News > Rory and Cookie finish Jester Challenge

Rory and Cookie finish Jester Challenge

By James Wharram

In the early hours of Saturday 26th June Rory sailed his Tiki 21 ‘Cooking Fat’ into Newport, Rhode Harbour, finishing second in the Jester Challenge, just 2.5 hours after the Russian 25ft yacht ‘The Grand’, having sailed in 34 days from Plymouth, UK.

In this office it was joy and Laphroaig whiskey all round.

Congratulations Rory, you have done magnificently!

Rory on Cooking Fat
Photo Credit: Mary Beth Pike
Rory on Cooking Fat at nightfall in a harbour
Photo Credit: Dave De La Cour

On Monday morning we received the Summer Issue of Yachting Monthly in the post. Here are their headline descriptions of the Jester Challenge:

“Solo Transatlantic, Corinthian Sailing Heroes”

“There is no sponsor, no entrance fee, no rules, no time limit and no safety inspections.”

“The Jester Challenge is the 'Everest of amateur sailing'.”

In the article Andrew Brook writes about some of the Challenge entrants, here is how he describes Rory’s Tiki 21:

“Rory McDougall’s wooden 21ft Wharram Tiki catamaran, Cooking Fat, the only multihull in the event, looked more like two coffins with some netting strung between them. Yet Rory entered the Guiness Book of Records in 1997 when he sailed around the world in her – the smallest catamaran to circumnavigate the planet.”

"Like two coffins with some netting strung between!!! It just shows you, beauty is in the eyes of the beholder."

Tiki 21 sailing

Back in 1982 the new and then quite radical Tiki 21 design was given first prize by Cruising World magazine (USA) in their design competition for a ‘Trailable Gunkholer’. Since then, 925 Tiki 21 Plans have been sold.

A couple of days ago we heard from Cruising World, who are conveniently based in Rhode Island, that they were chasing around finding photographer and reporter to record the finish of ‘their’ 1982 Prize Winning design.

I could not be at the start of the Jester Challenge as I had just had a knee replacement operation. From my armchair I was quietly confident in Rory’s planned voyage. I knew Rory knew what he was doing and the boat would look after him, simple as that.

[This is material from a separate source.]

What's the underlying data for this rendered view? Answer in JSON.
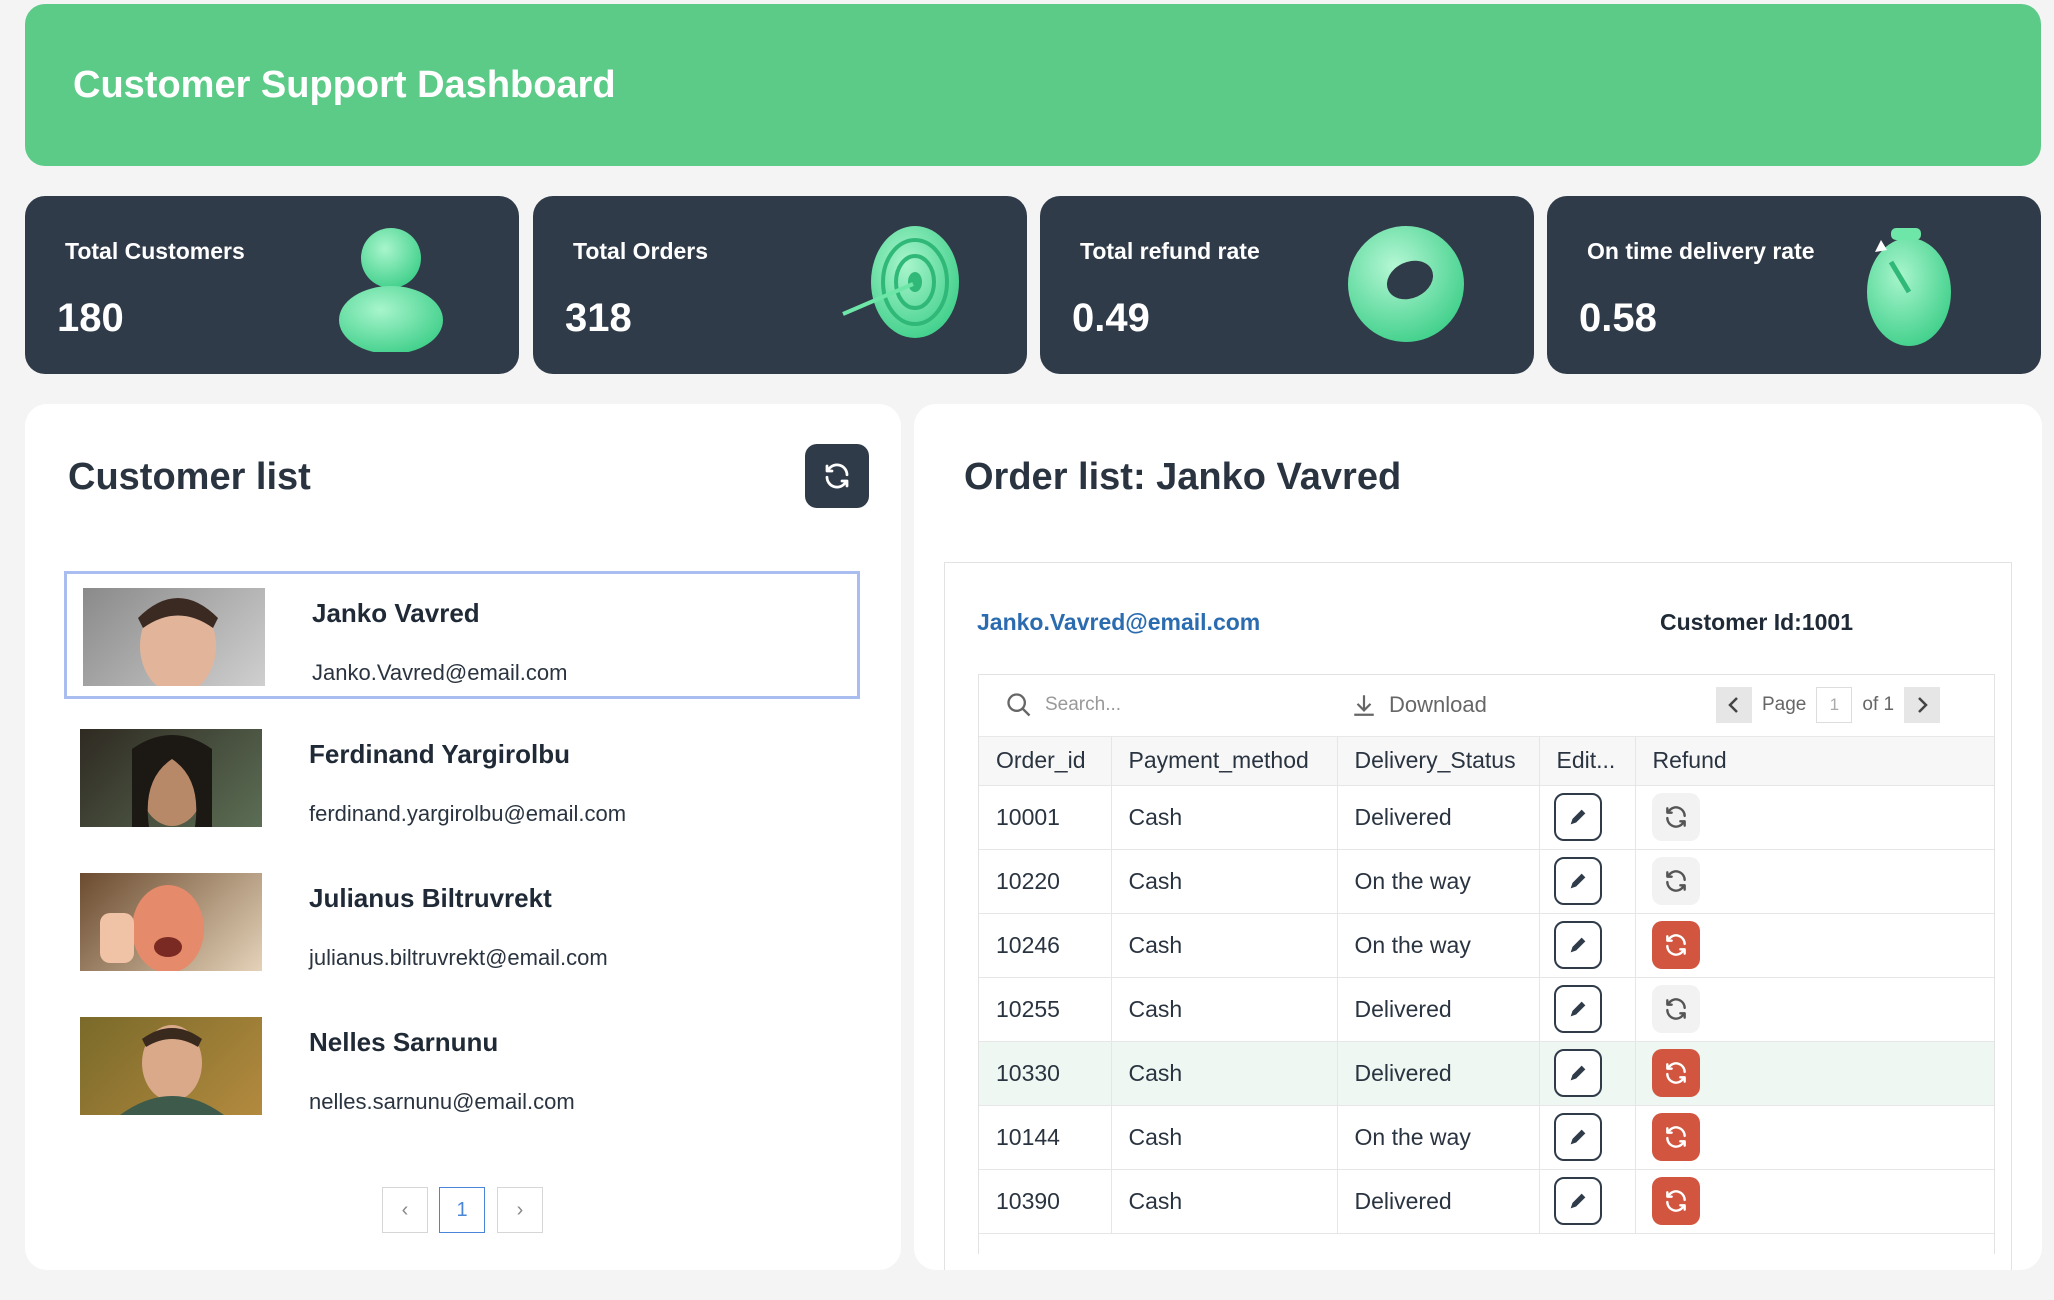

Rory must have had a more ambitious idea. He must have said to ‘Cookie’: “We have done the ‘Ocean survival course’, now let’s see how fast we can sail.” We will never know how ‘Cookie’ answered - we just know the result.

Rory on Cookie
Rory on Cookie
Cookie at the start of the Challenge

After a short rest Rory is planning to sail Cookie back to the UK. This voyage will be the same route I sailed with Ruth and Jutta on Rongo in 1959, Rory will be doing it alone and on the smallest catamaran, brave man.

Take care Rory, our thoughts will be with you. We look forward to welcoming you home.

Read all about Rory & Cookie's Jester Challenge at:
roryandcookie.blogspot.com

And do not forget to make your donation to the Sir Francis Chichester Trust:
www.justgiving.com/RoryandCookiesJesterChallenge

The Sir Francis Chichester Trust supports disadvantaged young people from Devon to attend Outward Bound personal development courses.

- James Wharram